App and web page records
※ ※ ※

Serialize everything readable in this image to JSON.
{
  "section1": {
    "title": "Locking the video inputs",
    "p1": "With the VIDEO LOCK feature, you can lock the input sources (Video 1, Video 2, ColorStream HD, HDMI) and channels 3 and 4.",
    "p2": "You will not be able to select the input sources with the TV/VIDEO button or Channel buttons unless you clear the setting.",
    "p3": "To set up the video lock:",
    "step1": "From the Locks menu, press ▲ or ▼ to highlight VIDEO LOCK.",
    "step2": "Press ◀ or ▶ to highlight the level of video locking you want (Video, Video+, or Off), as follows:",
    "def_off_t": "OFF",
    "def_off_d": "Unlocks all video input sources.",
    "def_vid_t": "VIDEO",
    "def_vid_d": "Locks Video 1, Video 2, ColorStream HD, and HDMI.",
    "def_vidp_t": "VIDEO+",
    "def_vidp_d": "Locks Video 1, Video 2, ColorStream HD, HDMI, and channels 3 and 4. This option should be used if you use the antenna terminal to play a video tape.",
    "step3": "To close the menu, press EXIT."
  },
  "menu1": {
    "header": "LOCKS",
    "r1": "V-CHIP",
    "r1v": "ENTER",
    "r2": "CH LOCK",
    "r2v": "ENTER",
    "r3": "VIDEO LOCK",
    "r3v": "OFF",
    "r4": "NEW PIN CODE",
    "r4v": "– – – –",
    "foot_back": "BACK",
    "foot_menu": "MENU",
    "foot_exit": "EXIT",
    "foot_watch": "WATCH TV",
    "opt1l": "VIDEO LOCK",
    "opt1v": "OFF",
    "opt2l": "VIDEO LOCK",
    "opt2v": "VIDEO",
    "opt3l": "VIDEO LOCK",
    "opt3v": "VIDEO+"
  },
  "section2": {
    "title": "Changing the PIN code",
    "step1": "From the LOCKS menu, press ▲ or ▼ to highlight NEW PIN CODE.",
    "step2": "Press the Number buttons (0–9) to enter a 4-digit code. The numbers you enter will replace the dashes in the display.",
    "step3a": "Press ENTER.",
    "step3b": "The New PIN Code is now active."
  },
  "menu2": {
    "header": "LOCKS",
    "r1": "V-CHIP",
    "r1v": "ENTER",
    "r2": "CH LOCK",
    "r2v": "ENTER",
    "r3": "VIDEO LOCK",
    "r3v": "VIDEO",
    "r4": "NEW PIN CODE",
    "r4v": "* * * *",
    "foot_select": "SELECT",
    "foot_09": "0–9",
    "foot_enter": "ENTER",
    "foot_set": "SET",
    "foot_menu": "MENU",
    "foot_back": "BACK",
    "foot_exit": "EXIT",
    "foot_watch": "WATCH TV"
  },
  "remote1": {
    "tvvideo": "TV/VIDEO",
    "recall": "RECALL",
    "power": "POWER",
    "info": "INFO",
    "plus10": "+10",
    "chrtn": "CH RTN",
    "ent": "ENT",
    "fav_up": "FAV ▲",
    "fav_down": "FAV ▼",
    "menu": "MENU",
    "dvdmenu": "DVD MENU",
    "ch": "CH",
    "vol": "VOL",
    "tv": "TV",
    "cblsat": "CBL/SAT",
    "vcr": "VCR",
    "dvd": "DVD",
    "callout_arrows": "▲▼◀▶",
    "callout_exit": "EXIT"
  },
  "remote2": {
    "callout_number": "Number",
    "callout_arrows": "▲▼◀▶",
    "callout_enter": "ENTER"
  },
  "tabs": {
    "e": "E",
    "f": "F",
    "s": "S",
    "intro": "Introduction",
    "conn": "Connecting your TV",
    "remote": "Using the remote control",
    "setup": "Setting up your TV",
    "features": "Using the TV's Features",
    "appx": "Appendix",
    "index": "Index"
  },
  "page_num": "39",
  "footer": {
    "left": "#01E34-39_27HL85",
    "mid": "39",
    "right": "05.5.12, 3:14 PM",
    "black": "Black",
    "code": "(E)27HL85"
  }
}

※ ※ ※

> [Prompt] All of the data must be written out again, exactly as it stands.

> [Problem solution]
Serialize everything readable in this image to JSON.
{
  "section1": {
    "title": "Locking the video inputs",
    "p1": "With the VIDEO LOCK feature, you can lock the input sources (Video 1, Video 2, ColorStream HD, HDMI) and channels 3 and 4.",
    "p2": "You will not be able to select the input sources with the TV/VIDEO button or Channel buttons unless you clear the setting.",
    "p3": "To set up the video lock:",
    "step1": "From the Locks menu, press ▲ or ▼ to highlight VIDEO LOCK.",
    "step2": "Press ◀ or ▶ to highlight the level of video locking you want (Video, Video+, or Off), as follows:",
    "def_off_t": "OFF",
    "def_off_d": "Unlocks all video input sources.",
    "def_vid_t": "VIDEO",
    "def_vid_d": "Locks Video 1, Video 2, ColorStream HD, and HDMI.",
    "def_vidp_t": "VIDEO+",
    "def_vidp_d": "Locks Video 1, Video 2, ColorStream HD, HDMI, and channels 3 and 4. This option should be used if you use the antenna terminal to play a video tape.",
    "step3": "To close the menu, press EXIT."
  },
  "menu1": {
    "header": "LOCKS",
    "r1": "V-CHIP",
    "r1v": "ENTER",
    "r2": "CH LOCK",
    "r2v": "ENTER",
    "r3": "VIDEO LOCK",
    "r3v": "OFF",
    "r4": "NEW PIN CODE",
    "r4v": "– – – –",
    "foot_back": "BACK",
    "foot_menu": "MENU",
    "foot_exit": "EXIT",
    "foot_watch": "WATCH TV",
    "opt1l": "VIDEO LOCK",
    "opt1v": "OFF",
    "opt2l": "VIDEO LOCK",
    "opt2v": "VIDEO",
    "opt3l": "VIDEO LOCK",
    "opt3v": "VIDEO+"
  },
  "section2": {
    "title": "Changing the PIN code",
    "step1": "From the LOCKS menu, press ▲ or ▼ to highlight NEW PIN CODE.",
    "step2": "Press the Number buttons (0–9) to enter a 4-digit code. The numbers you enter will replace the dashes in the display.",
    "step3a": "Press ENTER.",
    "step3b": "The New PIN Code is now active."
  },
  "menu2": {
    "header": "LOCKS",
    "r1": "V-CHIP",
    "r1v": "ENTER",
    "r2": "CH LOCK",
    "r2v": "ENTER",
    "r3": "VIDEO LOCK",
    "r3v": "VIDEO",
    "r4": "NEW PIN CODE",
    "r4v": "* * * *",
    "foot_select": "SELECT",
    "foot_09": "0–9",
    "foot_enter": "ENTER",
    "foot_set": "SET",
    "foot_menu": "MENU",
    "foot_back": "BACK",
    "foot_exit": "EXIT",
    "foot_watch": "WATCH TV"
  },
  "remote1": {
    "tvvideo": "TV/VIDEO",
    "recall": "RECALL",
    "power": "POWER",
    "info": "INFO",
    "plus10": "+10",
    "chrtn": "CH RTN",
    "ent": "ENT",
    "fav_up": "FAV ▲",
    "fav_down": "FAV ▼",
    "menu": "MENU",
    "dvdmenu": "DVD MENU",
    "ch": "CH",
    "vol": "VOL",
    "tv": "TV",
    "cblsat": "CBL/SAT",
    "vcr": "VCR",
    "dvd": "DVD",
    "callout_arrows": "▲▼◀▶",
    "callout_exit": "EXIT"
  },
  "remote2": {
    "callout_number": "Number",
    "callout_arrows": "▲▼◀▶",
    "callout_enter": "ENTER"
  },
  "tabs": {
    "e": "E",
    "f": "F",
    "s": "S",
    "intro": "Introduction",
    "conn": "Connecting your TV",
    "remote": "Using the remote control",
    "setup": "Setting up your TV",
    "features": "Using the TV's Features",
    "appx": "Appendix",
    "index": "Index"
  },
  "page_num": "39",
  "footer": {
    "left": "#01E34-39_27HL85",
    "mid": "39",
    "right": "05.5.12, 3:14 PM",
    "black": "Black",
    "code": "(E)27HL85"
  }
}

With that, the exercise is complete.